October 10, 2007
Press Release

As Part of Refuge Week, Committee Passes REPAIR Act Establishing
Comprehensive Approach to #1 Refuge Threat

Washington, D.C. – The House Natural Resources Committee today unanimously passed H.R. 787, U.S. Rep. Ron Kind’s Refuge Ecology Protection, Assistance, & Immediate Response (REPAIR) Act, advancing the bill that would combat the growing and costly problem of invasive species in the nation’s wildlife refuges to the House floor for a vote.

“Invasive species are the number one ecological and economic threat to our refuges,” Rep. Kind said. “The backlog for basic maintenance projects at our wildlife refuges is already in the billions of dollars, and if we don’t allocate specific funds to combat this problem, the quality and longevity of our refuges will be at risk. By providing grants for both immediate response and long-term eradication of invasives, the REPAIR Act will bring a needed infusion of funding and energy to this issue, which affects all refuges, including those in our own backyard.”

The backlog for specifically combating invasive species is the fastest-growing portion of the National Wildlife Refuge budget, reaching nearly $391 million. These expenses are cutting deeply into already stretched refuge operations and maintenance budgets.

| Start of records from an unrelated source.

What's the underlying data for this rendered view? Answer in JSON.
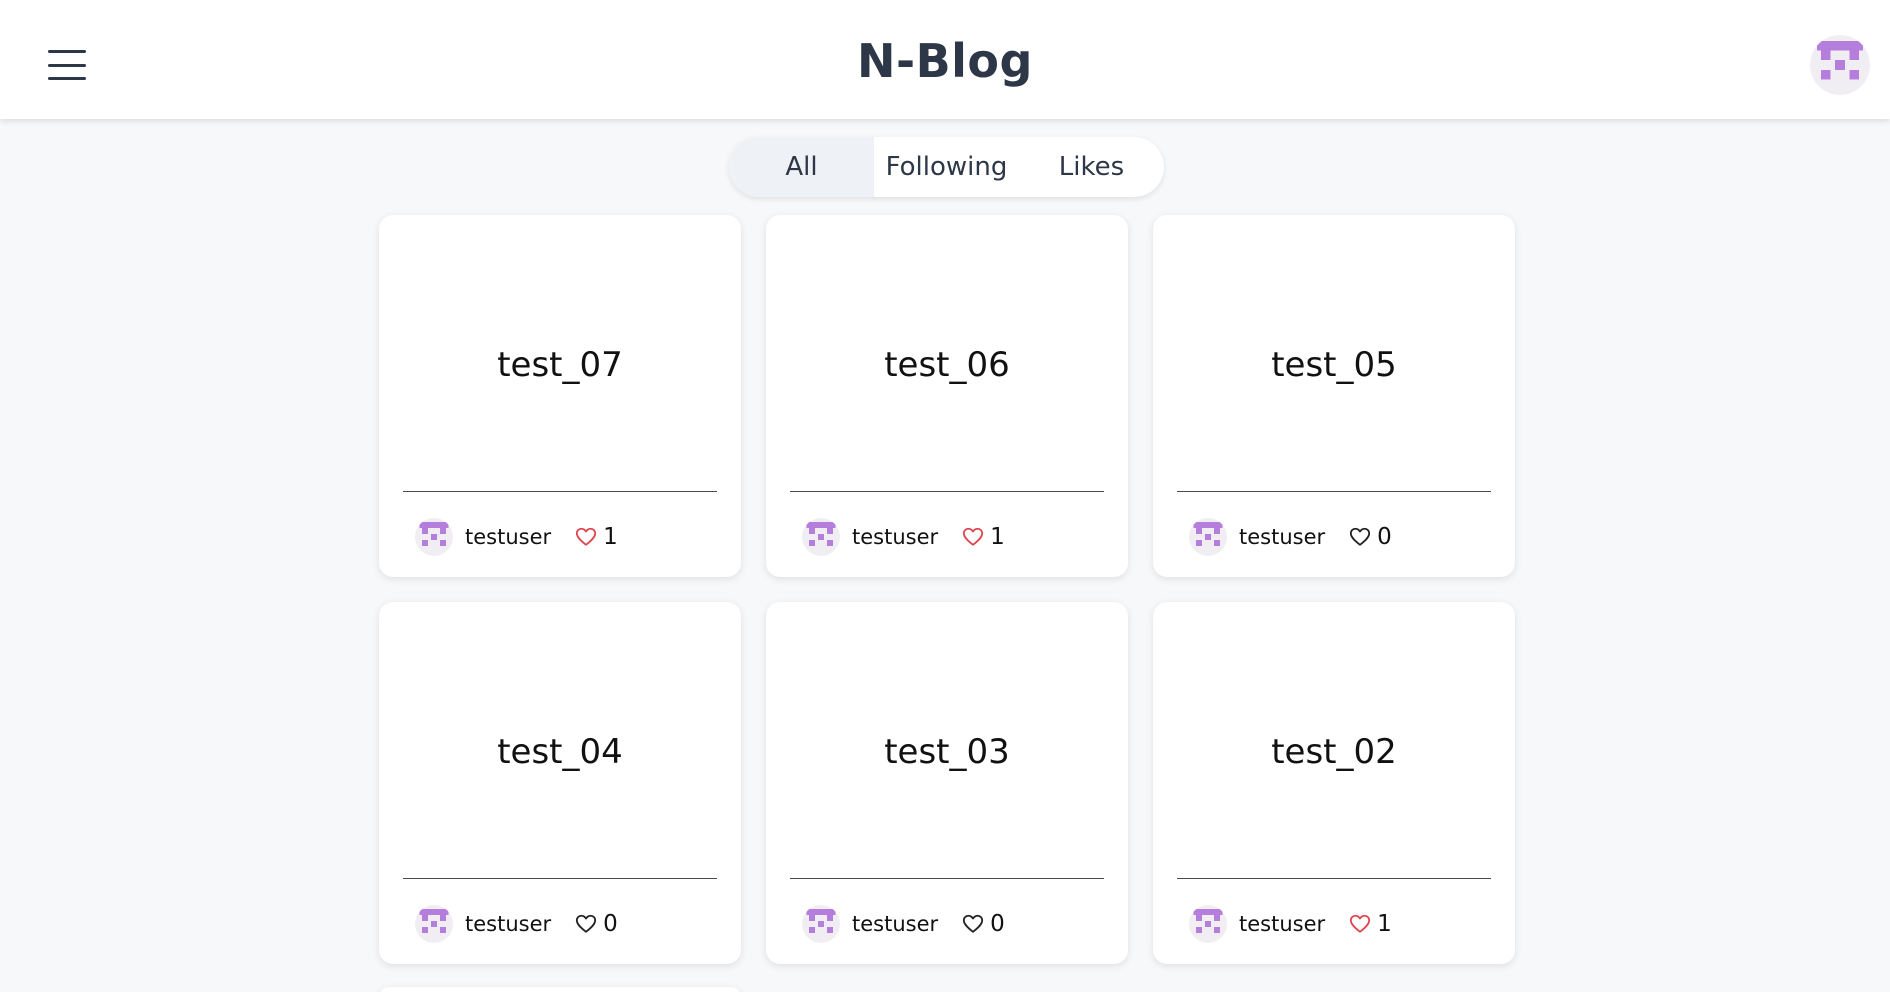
{
  "header": {
    "title": "N-Blog",
    "menu_icon": "hamburger-icon",
    "avatar_icon": "identicon-avatar"
  },
  "tabs": [
    {
      "label": "All",
      "active": true
    },
    {
      "label": "Following",
      "active": false
    },
    {
      "label": "Likes",
      "active": false
    }
  ],
  "posts": [
    {
      "title": "test_07",
      "author": "testuser",
      "likes": "1",
      "liked": true
    },
    {
      "title": "test_06",
      "author": "testuser",
      "likes": "1",
      "liked": true
    },
    {
      "title": "test_05",
      "author": "testuser",
      "likes": "0",
      "liked": false
    },
    {
      "title": "test_04",
      "author": "testuser",
      "likes": "0",
      "liked": false
    },
    {
      "title": "test_03",
      "author": "testuser",
      "likes": "0",
      "liked": false
    },
    {
      "title": "test_02",
      "author": "testuser",
      "likes": "1",
      "liked": true
    }
  ],
  "colors": {
    "accent_liked": "#e0454f",
    "unliked": "#222222",
    "avatar_purple": "#b57edc"
  }
}
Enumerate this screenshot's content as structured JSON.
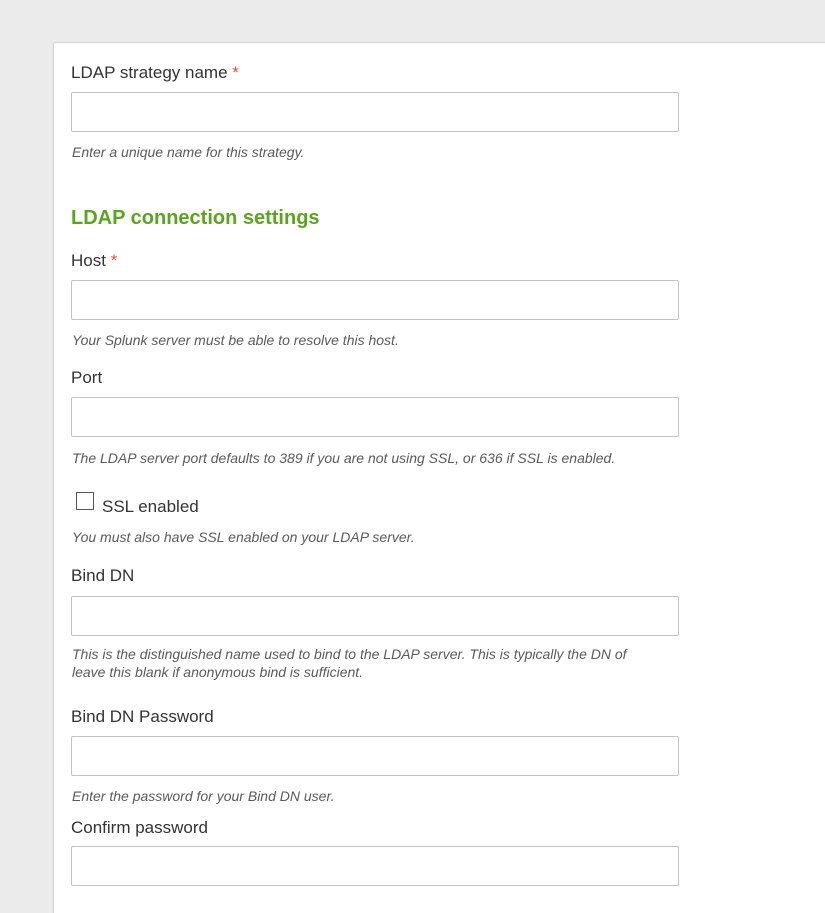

The REPAIR Act begins to address this crisis in the nation’s refuge system by providing voluntary REPAIR grants to states, local governments, regional agencies or individuals to fund the planning, execution, and maintenance of projects to remove harmful nonnative species.

“Invasive species present a unique danger for refuges,” Rep. Kind said. “Refuges have been set apart because they are critical for the survival of treasured wildlife species, particularly threatened and endangered species. These are the animals most in danger of facing extinction, so changes to their habitat or threats from foreign organisms could be potentially devastating to them. If these places are indeed meant to be refuges for wildlife, we have a special obligation to guard against invasives.”

Species that are considered invasive the Upper Mississippi River National Wildlife and Fish include the purple loosestrife, black locust and zebra mussels.